Getting new grips for the bike every summer is kind of like getting a new backpack and sneakers before going back to school in the fall. It’s nice to feel fresh when you’re back on the trail, and you might as well set the trend. What’s the trend this year? Oil slick of course.
Anything alloy — lock rings on grips, saddle rails, gloves, spokes, and anything that can be anodized or dyed — is into the new rainbow look.
I’ve been riding the new Ergon GE1 Evo grips along with the new SM Enduro saddle for a few months now, and both of them feel as good as they look.
Ergon GE1 Grips
I have tried a few variations of Ergon grips now, but the GE1 Evo Factory grips might be my favorite. The GE1 grips are made for enduro riding. In my mind, that means that they should prevent numbness on long descents and prevent any slipping, or moisture buildup. They have a noticeably improved grip feel, with deeper grooves that seem to reduce slippage.
Ergon says that these are made to accommodate the stance and angle of riders using wider handlebars and they should also reduce the amount of energy it takes to grip the bars. The grips are developed with texturing that is rolled forward, to prevent the hands from slipping backward.
These features all provide a noticeable advantage on the trail. They are comfy, and the shape is optimized to keep the hands and fingers extended to an optimum point. The GE1 Evo Factory grips (available at Amazon and Competitive Cyclist) are $5 more than the the GE1 Evo grips, at $40, and have a different rubber compound. They weigh 105g. The GE1 Evo grips cost $35 and weigh a claimed 110g.
On long and chunky descents, I’ve been happy to have these grips under my palms. I haven’t had any issues with slipping, numbing, or discomfort, and the color is rad. The integrated bar plugs always seem to hold up much longer than plug inserts.
Ergon SM Enduro saddle
I’ve settled into the last Ergon saddle I tested, the SM Pro, and it’s been on my gravel bike since last year. The SM Enduro isn’t all that different and still in line with the Ergon philosophy.
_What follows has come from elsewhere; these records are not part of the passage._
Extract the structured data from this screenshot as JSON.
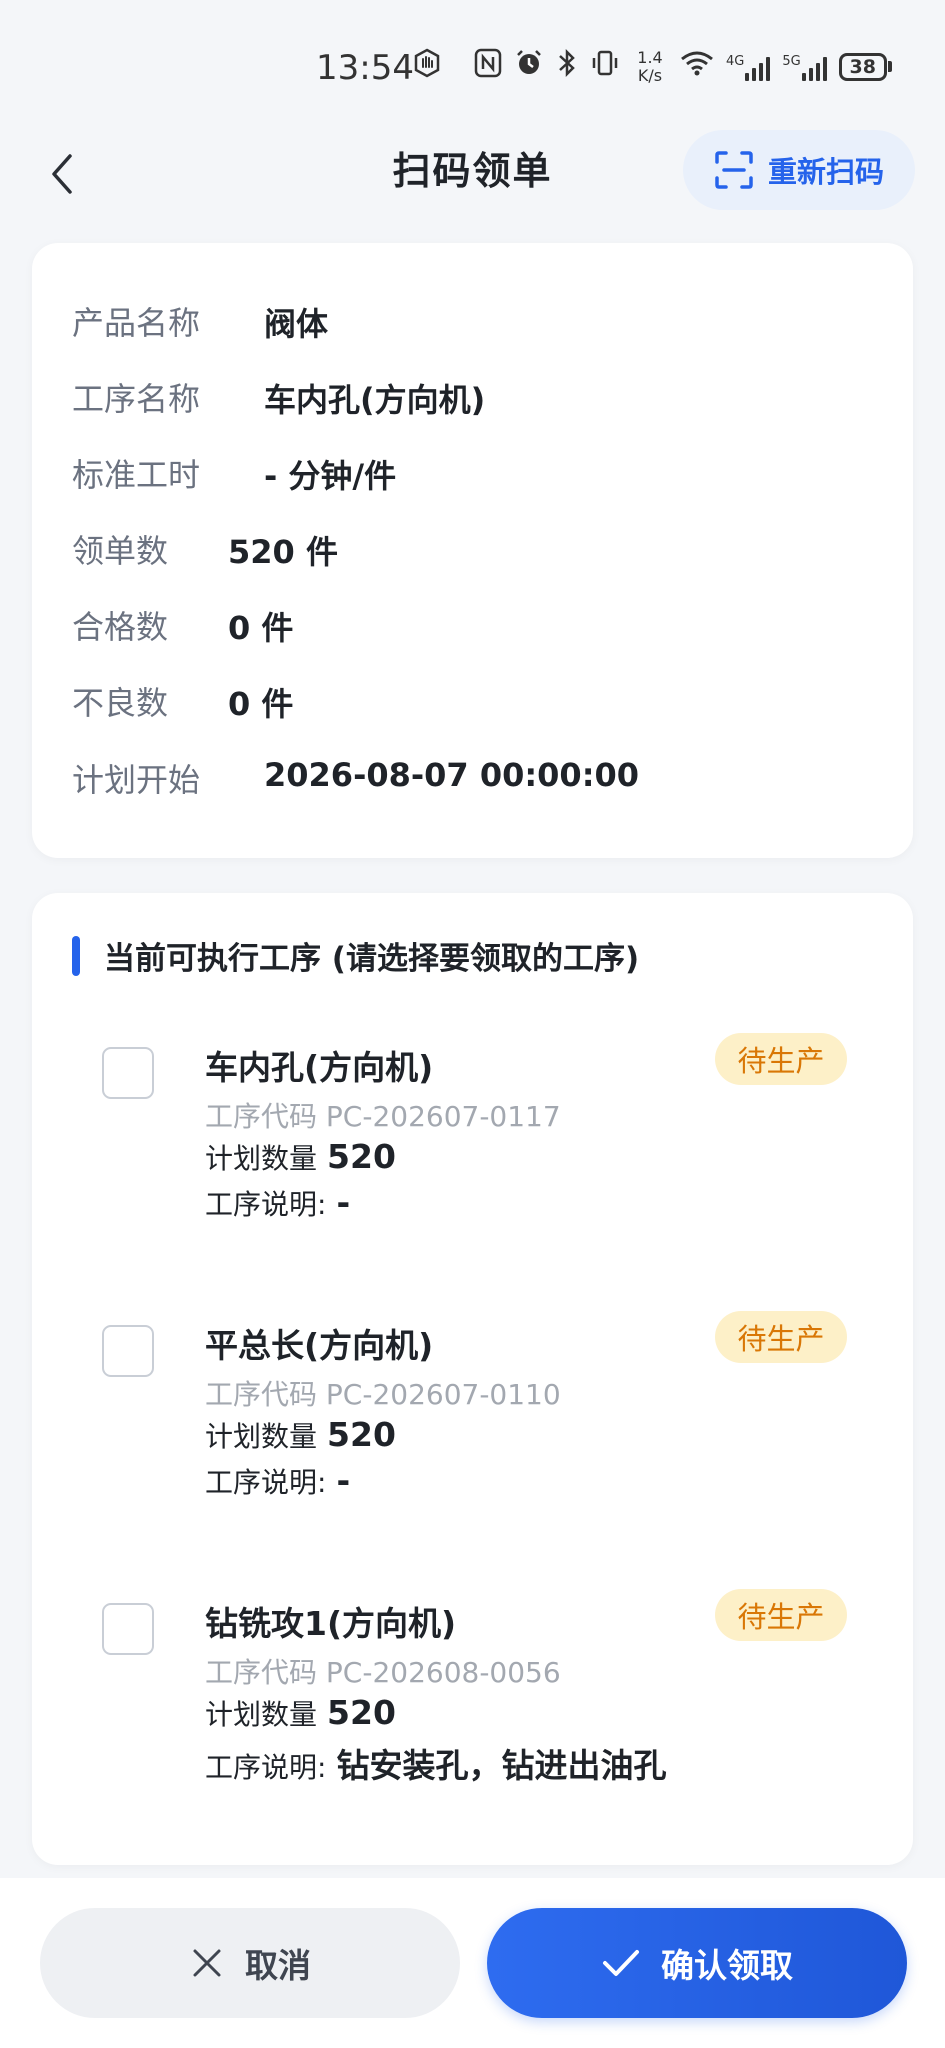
{
  "status_bar": {
    "time": "13:54",
    "net_speed_value": "1.4",
    "net_speed_unit": "K/s",
    "sig1_label": "4G",
    "sig2_label": "5G",
    "battery": "38"
  },
  "header": {
    "title": "扫码领单",
    "rescan_label": "重新扫码"
  },
  "info": {
    "product_name_label": "产品名称",
    "product_name_value": "阀体",
    "process_name_label": "工序名称",
    "process_name_value": "车内孔(方向机)",
    "std_time_label": "标准工时",
    "std_time_value": "- 分钟/件",
    "order_qty_label": "领单数",
    "order_qty_value": "520 件",
    "qualified_label": "合格数",
    "qualified_value": "0 件",
    "defective_label": "不良数",
    "defective_value": "0 件",
    "plan_start_label": "计划开始",
    "plan_start_value": "2026-08-07 00:00:00"
  },
  "process_section": {
    "title": "当前可执行工序 (请选择要领取的工序)",
    "items": [
      {
        "name": "车内孔(方向机)",
        "code": "工序代码  PC-202607-0117",
        "qty_label": "计划数量",
        "qty_value": "520",
        "desc_label": "工序说明:",
        "desc_value": "-",
        "status": "待生产"
      },
      {
        "name": "平总长(方向机)",
        "code": "工序代码  PC-202607-0110",
        "qty_label": "计划数量",
        "qty_value": "520",
        "desc_label": "工序说明:",
        "desc_value": "-",
        "status": "待生产"
      },
      {
        "name": "钻铣攻1(方向机)",
        "code": "工序代码  PC-202608-0056",
        "qty_label": "计划数量",
        "qty_value": "520",
        "desc_label": "工序说明:",
        "desc_value": "钻安装孔，钻进出油孔",
        "status": "待生产"
      }
    ]
  },
  "actions": {
    "cancel_label": "取消",
    "confirm_label": "确认领取"
  },
  "colors": {
    "accent": "#2563eb",
    "badge_bg": "#fdf0c8",
    "badge_text": "#d97706"
  }
}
The overall profile is still similar to the SM Pro. It’s slim and flat, and as narrow as possible where it can be to keep riders’ knees from knocking into the sides.
The relief channel looks deeper on the SM Enduro. The channel is there to give the perineal nerve room to breathe in order to prevent numbing. At the end, it opens up into a zone for water or mud to drain. The relief channel works just as well as the one did on the SM Pro, and overall I have yet to notice any major differences between the two.
They feel about the same, although the SM Enduro, and the Comp model in particular which costs $100, looks much cooler if that’s important to you.
It’s hard to say that the SM Enduro is actually more “enduro” than the SM Pro, but it is a great choice for rides that take place somewhere between XC and full-on gravity. There is room to move forward on steep pitches for more front end traction, and the microfiber covering doesn’t glue you in one spot either.
The saddle is available in three different options. The SM Enduro sells for $80 (available at JensonUSA), weighs 255g, and has black rails. My SM Enduro Comp sells for $100 (on sale for $79.89 at REI for a limited time), weighs 10g less, and has oil-slick colored rails. The SM Enduro Pro Titanium sells for $180, weighs only 225g, and has titanium rails.
Thanks to Ergon for providing the saddle and grips for testing.